Another approach growing in popularity is the use of waste energy, including nuclear and flared gas, for crypto mining.
An example of the former, one of several in US states including Ohio and Pennsylvania, is miner EZ Blockchain, which is utilising otherwise wasted nuclear power in West Point, Georgia.
An example of the latter is Norway headquartered Earth Wind & Power formed by a former Minister of National Public Security and Deputy Minister of Petroleum and Energy, Ingvil Smines Tybring-Gjedde, which has proofs of concept underway in Indonesia.
A third option, still limited in application, is the use of crypto mining and data centres to deliver flexibility to the grid. An example is crypto miner Hive Blockchain Technologies, which is partnering with demand response specialist Sympower to deliver flexibility to Sweden’s grid.
As a principle, the decarbonisation of crypto mining is obviously important for its future and solutions such as Energy Web’s Zero and the Crypto Climate Accord are emerging to support this process.
But the key issue for the policy and lawmakers and what they are likely to win on remains the value to wider society.
The most extreme response is a ban, such as was implemented in China, once the world’s biggest mining hub, which simply sent miners rushing in search of other lowest cost energy countries but also has resulted in sending the activity ‘underground’ in that country.
While there have been calls for a ban in Europe, this has so far not happened and is unlikely to do so.
“It is true that mining requires energy. On the other hand, industries, e.g. the video games and entertainment industry, data centres, travelling, etc., also consume high-energy resources. Should we, therefore, ban everything and deprive Europe of a source of innovation and potential growth?” asks Stefan Burger, Rapporteur for the forthcoming Markets in Crypto Assets (MiCA) regulation.
Speaking following the latest agreements on MiCA reached at a meeting of the European People’s Party group on June 30, he adds that for him it was always clear that MiCA mustn’t ban proof of work, i.e. Bitcoin mining principally.
“It is good that Parliament, the Commission and the Council have taken the path of technology openness together” – that being, with the detail of the wording still to be agreed upon and probably from 2025 on, that crypto asset providers should disclose the energy consumption and environmental impact of assets.

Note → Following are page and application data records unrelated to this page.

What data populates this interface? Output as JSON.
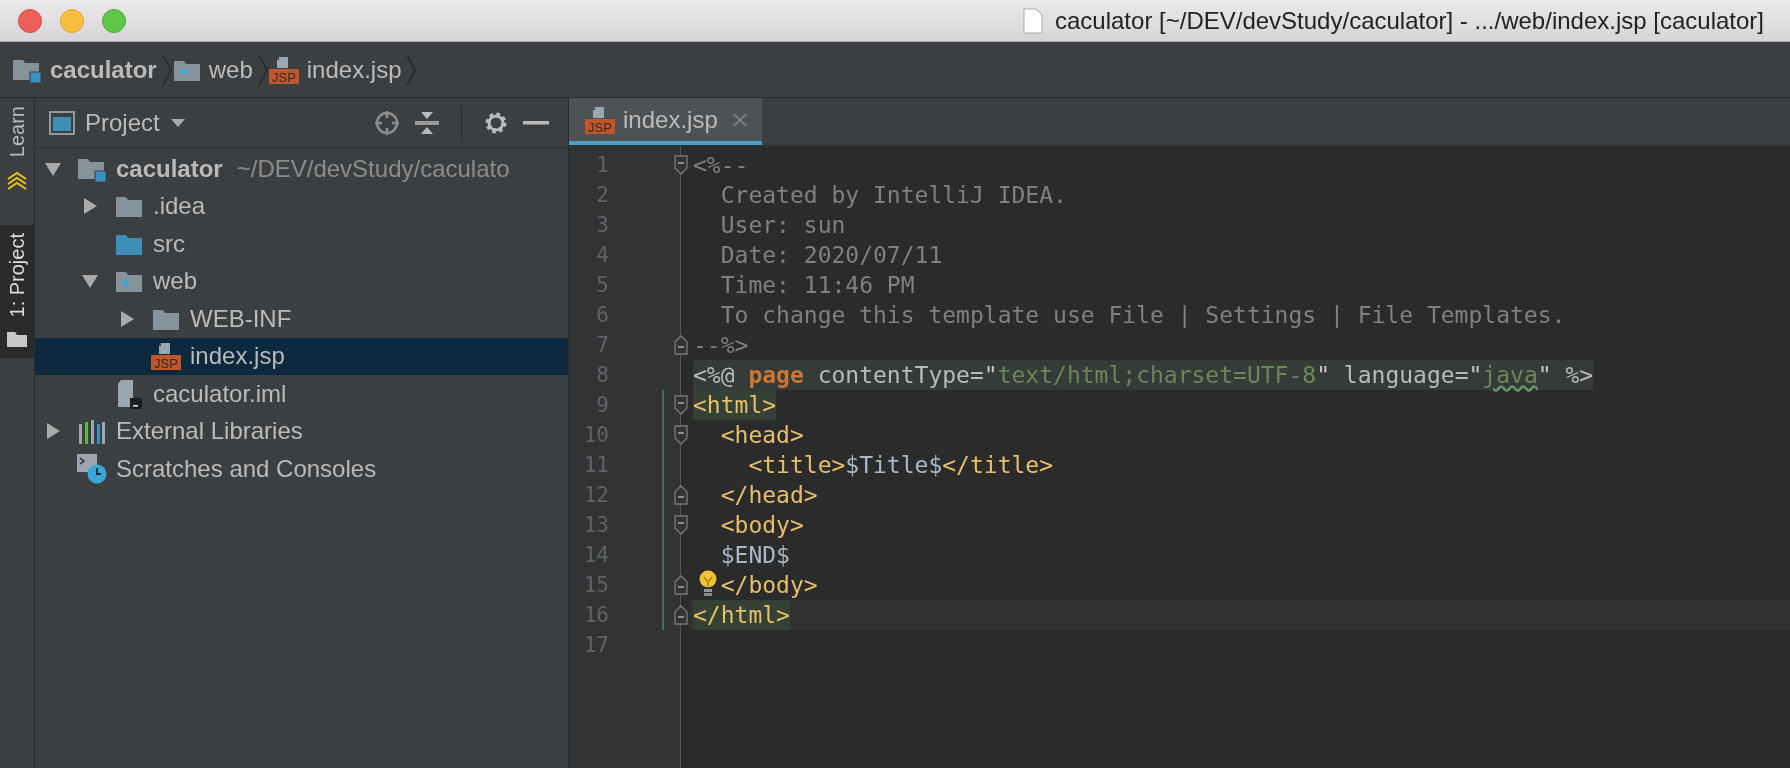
{
  "window": {
    "title": "caculator [~/DEV/devStudy/caculator] - .../web/index.jsp [caculator]"
  },
  "breadcrumbs": [
    {
      "label": "caculator",
      "kind": "module"
    },
    {
      "label": "web",
      "kind": "webfolder"
    },
    {
      "label": "index.jsp",
      "kind": "jsp",
      "badge": "JSP"
    }
  ],
  "tool_strip": [
    {
      "label": "Learn",
      "kind": "learn",
      "selected": false
    },
    {
      "label": "1: Project",
      "kind": "folder",
      "selected": true
    }
  ],
  "project_panel": {
    "title": "Project",
    "tree": [
      {
        "label": "caculator",
        "detail": "~/DEV/devStudy/caculato",
        "kind": "module",
        "expanded": true,
        "selected": false,
        "children": [
          {
            "label": ".idea",
            "kind": "folder",
            "expanded": false,
            "selected": false
          },
          {
            "label": "src",
            "kind": "sourcefolder",
            "selected": false
          },
          {
            "label": "web",
            "kind": "webfolder",
            "expanded": true,
            "selected": false,
            "children": [
              {
                "label": "WEB-INF",
                "kind": "folder",
                "expanded": false,
                "selected": false
              },
              {
                "label": "index.jsp",
                "kind": "jsp",
                "badge": "JSP",
                "selected": true
              }
            ]
          },
          {
            "label": "caculator.iml",
            "kind": "iml",
            "selected": false
          }
        ]
      },
      {
        "label": "External Libraries",
        "kind": "libraries",
        "expanded": false,
        "selected": false
      },
      {
        "label": "Scratches and Consoles",
        "kind": "scratches",
        "selected": false
      }
    ]
  },
  "editor": {
    "tabs": [
      {
        "label": "index.jsp",
        "kind": "jsp",
        "badge": "JSP",
        "selected": true
      }
    ],
    "lines": [
      {
        "number": "1",
        "fold_start": true,
        "fold_end": false,
        "kind": "plain",
        "changed": false,
        "current": false,
        "intention": false,
        "tokens": [
          {
            "kind": "comment",
            "text": "<%--"
          }
        ]
      },
      {
        "number": "2",
        "fold_start": false,
        "fold_end": false,
        "kind": "plain",
        "changed": false,
        "current": false,
        "intention": false,
        "tokens": [
          {
            "kind": "comment",
            "text": "  Created by IntelliJ IDEA."
          }
        ]
      },
      {
        "number": "3",
        "fold_start": false,
        "fold_end": false,
        "kind": "plain",
        "changed": false,
        "current": false,
        "intention": false,
        "tokens": [
          {
            "kind": "comment",
            "text": "  User: sun"
          }
        ]
      },
      {
        "number": "4",
        "fold_start": false,
        "fold_end": false,
        "kind": "plain",
        "changed": false,
        "current": false,
        "intention": false,
        "tokens": [
          {
            "kind": "comment",
            "text": "  Date: 2020/07/11"
          }
        ]
      },
      {
        "number": "5",
        "fold_start": false,
        "fold_end": false,
        "kind": "plain",
        "changed": false,
        "current": false,
        "intention": false,
        "tokens": [
          {
            "kind": "comment",
            "text": "  Time: 11:46 PM"
          }
        ]
      },
      {
        "number": "6",
        "fold_start": false,
        "fold_end": false,
        "kind": "plain",
        "changed": false,
        "current": false,
        "intention": false,
        "tokens": [
          {
            "kind": "comment",
            "text": "  To change this template use File | Settings | File Templates."
          }
        ]
      },
      {
        "number": "7",
        "fold_start": false,
        "fold_end": true,
        "kind": "plain",
        "changed": false,
        "current": false,
        "intention": false,
        "tokens": [
          {
            "kind": "comment",
            "text": "--%>"
          }
        ]
      },
      {
        "number": "8",
        "fold_start": false,
        "fold_end": false,
        "kind": "injected",
        "changed": false,
        "current": false,
        "intention": false,
        "tokens": [
          {
            "kind": "delim",
            "text": "<%@ "
          },
          {
            "kind": "keyword",
            "text": "page"
          },
          {
            "kind": "attr",
            "text": " contentType="
          },
          {
            "kind": "quote",
            "text": "\""
          },
          {
            "kind": "string",
            "text": "text/html;charset=UTF-8"
          },
          {
            "kind": "quote",
            "text": "\""
          },
          {
            "kind": "attr",
            "text": " language="
          },
          {
            "kind": "quote",
            "text": "\""
          },
          {
            "kind": "typo",
            "text": "java"
          },
          {
            "kind": "quote",
            "text": "\""
          },
          {
            "kind": "delim",
            "text": " %>"
          }
        ]
      },
      {
        "number": "9",
        "fold_start": true,
        "fold_end": false,
        "kind": "plain",
        "changed": true,
        "current": false,
        "intention": false,
        "tokens": [
          {
            "kind": "match",
            "text": "<html>"
          }
        ]
      },
      {
        "number": "10",
        "fold_start": true,
        "fold_end": false,
        "kind": "plain",
        "changed": true,
        "current": false,
        "intention": false,
        "tokens": [
          {
            "kind": "tag",
            "text": "  <head>"
          }
        ]
      },
      {
        "number": "11",
        "fold_start": false,
        "fold_end": false,
        "kind": "plain",
        "changed": true,
        "current": false,
        "intention": false,
        "tokens": [
          {
            "kind": "tag",
            "text": "    <title>"
          },
          {
            "kind": "text",
            "text": "$Title$"
          },
          {
            "kind": "tag",
            "text": "</title>"
          }
        ]
      },
      {
        "number": "12",
        "fold_start": false,
        "fold_end": true,
        "kind": "plain",
        "changed": true,
        "current": false,
        "intention": false,
        "tokens": [
          {
            "kind": "tag",
            "text": "  </head>"
          }
        ]
      },
      {
        "number": "13",
        "fold_start": true,
        "fold_end": false,
        "kind": "plain",
        "changed": true,
        "current": false,
        "intention": false,
        "tokens": [
          {
            "kind": "tag",
            "text": "  <body>"
          }
        ]
      },
      {
        "number": "14",
        "fold_start": false,
        "fold_end": false,
        "kind": "plain",
        "changed": true,
        "current": false,
        "intention": false,
        "tokens": [
          {
            "kind": "text",
            "text": "  $END$"
          }
        ]
      },
      {
        "number": "15",
        "fold_start": false,
        "fold_end": true,
        "kind": "plain",
        "changed": true,
        "current": false,
        "intention": true,
        "tokens": [
          {
            "kind": "tag",
            "text": "  </body>"
          }
        ]
      },
      {
        "number": "16",
        "fold_start": false,
        "fold_end": true,
        "kind": "plain",
        "changed": true,
        "current": true,
        "intention": false,
        "tokens": [
          {
            "kind": "match",
            "text": "</html>"
          }
        ]
      },
      {
        "number": "17",
        "fold_start": false,
        "fold_end": false,
        "kind": "plain",
        "changed": false,
        "current": false,
        "intention": false
      }
    ]
  }
}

That of course doesn’t rule out further restrictions in the future but should provide the data to monitor changes over time.
Valuing crypto assets

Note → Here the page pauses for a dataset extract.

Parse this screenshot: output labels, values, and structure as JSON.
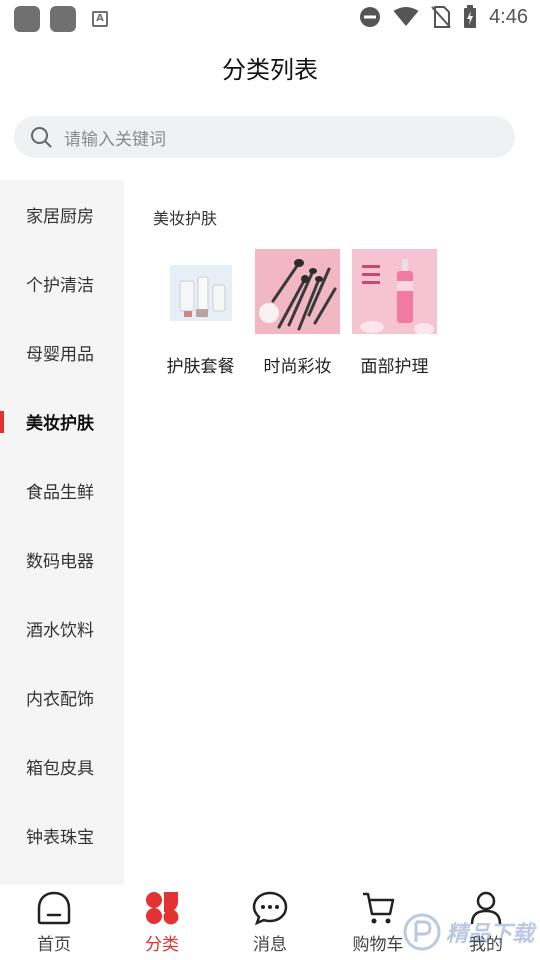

The European Central Bank has offered potential actions around the valuation of crypto assets, with what could become a standard framework with the pricing of climate risk.
The proposals include that public authorities should evaluate whether the outsized carbon footprint of certain crypto assets undermines the achievement of their green transition to net zero.
Investors also should evaluate whether investing in certain crypto assets is in line with their environmental, social and governance (ESG) objectives, while financial institutions should incorporate the climate-related financial risks of crypto assets into their climate strategy.